BLS Treatment Baseline Assessment, Vitals and Injury Management Oxygen - is the definitive treatment of patients with salt water aspiration syndrome and most pulmonary barotrauma. Consider CPAP for near-drownings Reassessment every 5 minutes
ALS Treatments Aggressive IV rehydration is a benefit to divers. Use an Isotonic fluid with large bore catheter if possible. DO NOT use any solutions which are composed of glucose. It has been shown that these solutions may increase neurological trauma.
ALS Treatments cont. No drugs have been shown to be a benefit in the treatment of Decompression Illnesses. Aspirin may be ordered by a physician to lessen the chances of blood clots. Diazepam or Versed to control and prevent convulsions. Analgesics as needed (Morphine/Fentanyl)

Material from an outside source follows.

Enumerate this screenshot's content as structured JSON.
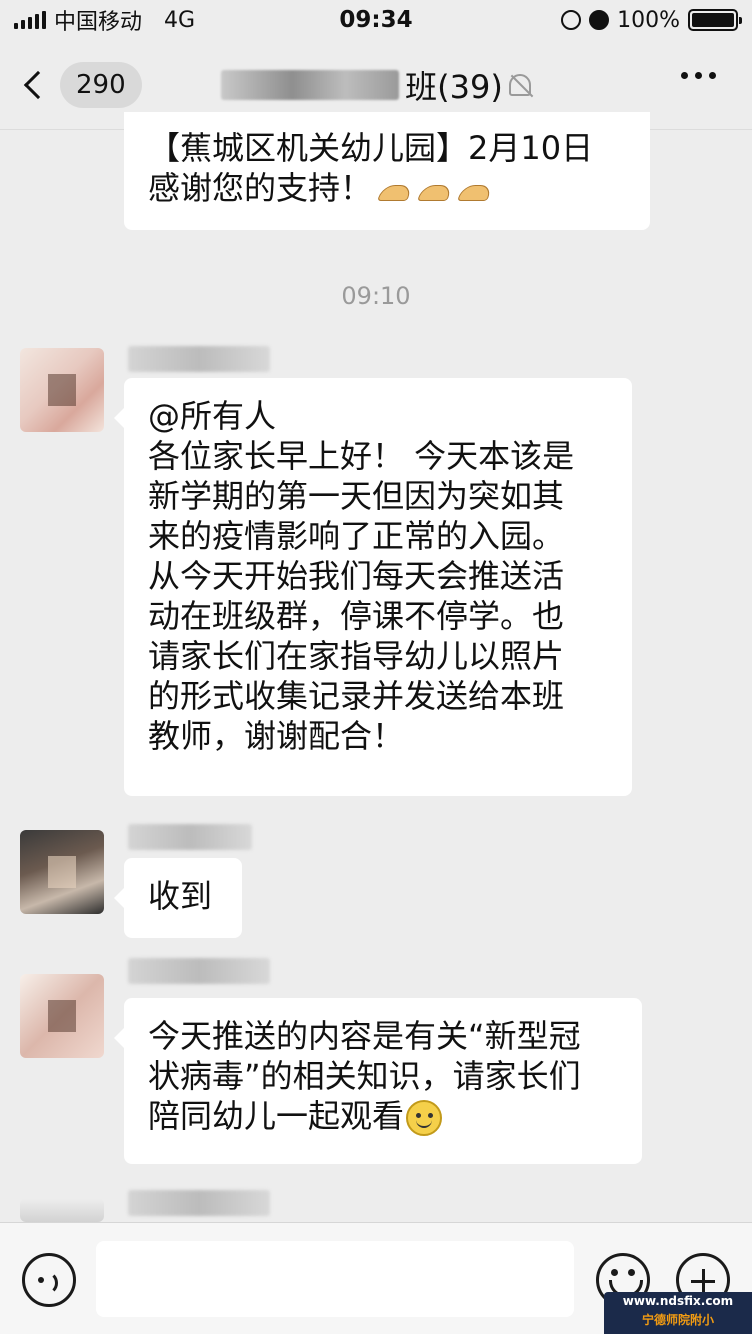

Transport Stabilization of the diver must precede transportation. Resuscitation, O2 administration, IV access, hemorrhage control and passive re-warming of the hypothermic patient. Transport should be rapid and to an appropriate Trauma Center with the capability of recompression.
Transport cont. Special transport considerations - – Must stay below 1000 feet. – Road transportation may be inappropriate depending on the roads altitude, contour and surface. (Mountains, Valleys etc.)

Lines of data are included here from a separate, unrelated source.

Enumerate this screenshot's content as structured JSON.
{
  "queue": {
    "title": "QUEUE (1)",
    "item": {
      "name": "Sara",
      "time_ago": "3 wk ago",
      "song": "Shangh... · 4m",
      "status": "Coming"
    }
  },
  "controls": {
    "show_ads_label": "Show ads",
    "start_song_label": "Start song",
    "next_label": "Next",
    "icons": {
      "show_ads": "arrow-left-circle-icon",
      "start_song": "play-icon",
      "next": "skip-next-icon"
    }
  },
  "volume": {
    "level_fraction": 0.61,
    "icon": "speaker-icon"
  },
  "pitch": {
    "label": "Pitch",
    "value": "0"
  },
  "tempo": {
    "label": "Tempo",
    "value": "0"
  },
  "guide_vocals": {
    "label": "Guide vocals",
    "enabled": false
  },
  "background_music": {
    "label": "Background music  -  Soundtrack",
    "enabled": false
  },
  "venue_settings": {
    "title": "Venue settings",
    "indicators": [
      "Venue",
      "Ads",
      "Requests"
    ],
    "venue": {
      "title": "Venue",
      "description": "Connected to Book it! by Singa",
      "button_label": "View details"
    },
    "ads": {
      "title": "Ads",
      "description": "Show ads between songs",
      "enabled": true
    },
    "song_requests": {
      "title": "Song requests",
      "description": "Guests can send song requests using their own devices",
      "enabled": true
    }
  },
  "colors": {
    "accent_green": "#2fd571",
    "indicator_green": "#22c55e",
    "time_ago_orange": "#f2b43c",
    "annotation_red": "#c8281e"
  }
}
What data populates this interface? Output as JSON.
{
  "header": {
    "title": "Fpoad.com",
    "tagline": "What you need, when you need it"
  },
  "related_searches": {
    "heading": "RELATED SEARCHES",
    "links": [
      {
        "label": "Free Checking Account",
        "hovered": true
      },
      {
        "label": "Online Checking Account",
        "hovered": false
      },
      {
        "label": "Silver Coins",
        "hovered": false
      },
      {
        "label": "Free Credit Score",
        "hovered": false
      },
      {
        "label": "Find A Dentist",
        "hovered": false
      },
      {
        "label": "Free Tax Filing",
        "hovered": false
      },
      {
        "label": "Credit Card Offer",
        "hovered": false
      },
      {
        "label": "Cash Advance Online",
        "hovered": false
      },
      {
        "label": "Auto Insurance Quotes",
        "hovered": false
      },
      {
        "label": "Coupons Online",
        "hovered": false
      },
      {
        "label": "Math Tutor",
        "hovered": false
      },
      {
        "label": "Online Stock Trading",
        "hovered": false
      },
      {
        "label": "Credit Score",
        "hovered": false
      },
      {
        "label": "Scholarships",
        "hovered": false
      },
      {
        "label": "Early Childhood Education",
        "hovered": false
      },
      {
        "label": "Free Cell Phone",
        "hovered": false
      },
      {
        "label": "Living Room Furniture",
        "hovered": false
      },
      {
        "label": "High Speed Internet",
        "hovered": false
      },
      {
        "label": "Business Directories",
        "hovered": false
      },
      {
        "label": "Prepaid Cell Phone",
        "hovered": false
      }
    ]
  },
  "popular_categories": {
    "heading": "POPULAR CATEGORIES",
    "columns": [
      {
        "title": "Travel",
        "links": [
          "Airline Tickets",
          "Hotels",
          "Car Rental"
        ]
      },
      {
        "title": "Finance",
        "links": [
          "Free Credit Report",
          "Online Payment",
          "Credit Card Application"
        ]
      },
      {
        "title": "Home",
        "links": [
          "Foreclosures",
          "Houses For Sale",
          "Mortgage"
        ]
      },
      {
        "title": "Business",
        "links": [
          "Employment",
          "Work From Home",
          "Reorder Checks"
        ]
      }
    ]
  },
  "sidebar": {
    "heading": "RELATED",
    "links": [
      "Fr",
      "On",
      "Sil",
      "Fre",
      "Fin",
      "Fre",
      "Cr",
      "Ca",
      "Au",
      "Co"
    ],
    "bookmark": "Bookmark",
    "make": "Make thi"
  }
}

HYPERBARICS How does it work? When the body is pressurized free gases that are in the body decrease as the pressure increases. Gas Wash Out- If the body has been flooded by large amounts of one type of gas, the pressurization causes the gas to wash out.
Local Chambers for Divers Maryland – GBMC, Baltimore – MIEMSS (Shock Trauma), Baltimore Delaware, none New Jersey – Ocean County Med. Ctr, Atlantic City – Comprehensive Wound Treatment Ctr., Hackensack – Morristown Memorial, Morristown – Seachrist Clinical Services, Kearny Virginia – Mount Vernon Hospital, Alexandria – US Army, Fort Eustis – Metropolitan Hospital, Richmond – DePaul Medical Center, Norfolk – Sentara Leigh Hospital, Norfolk – Naval Medical Center, Portsmouth
Important Phone Numbers USCG, Ocean City (410) USCG, Indian River (302) Divers Alert Network DAN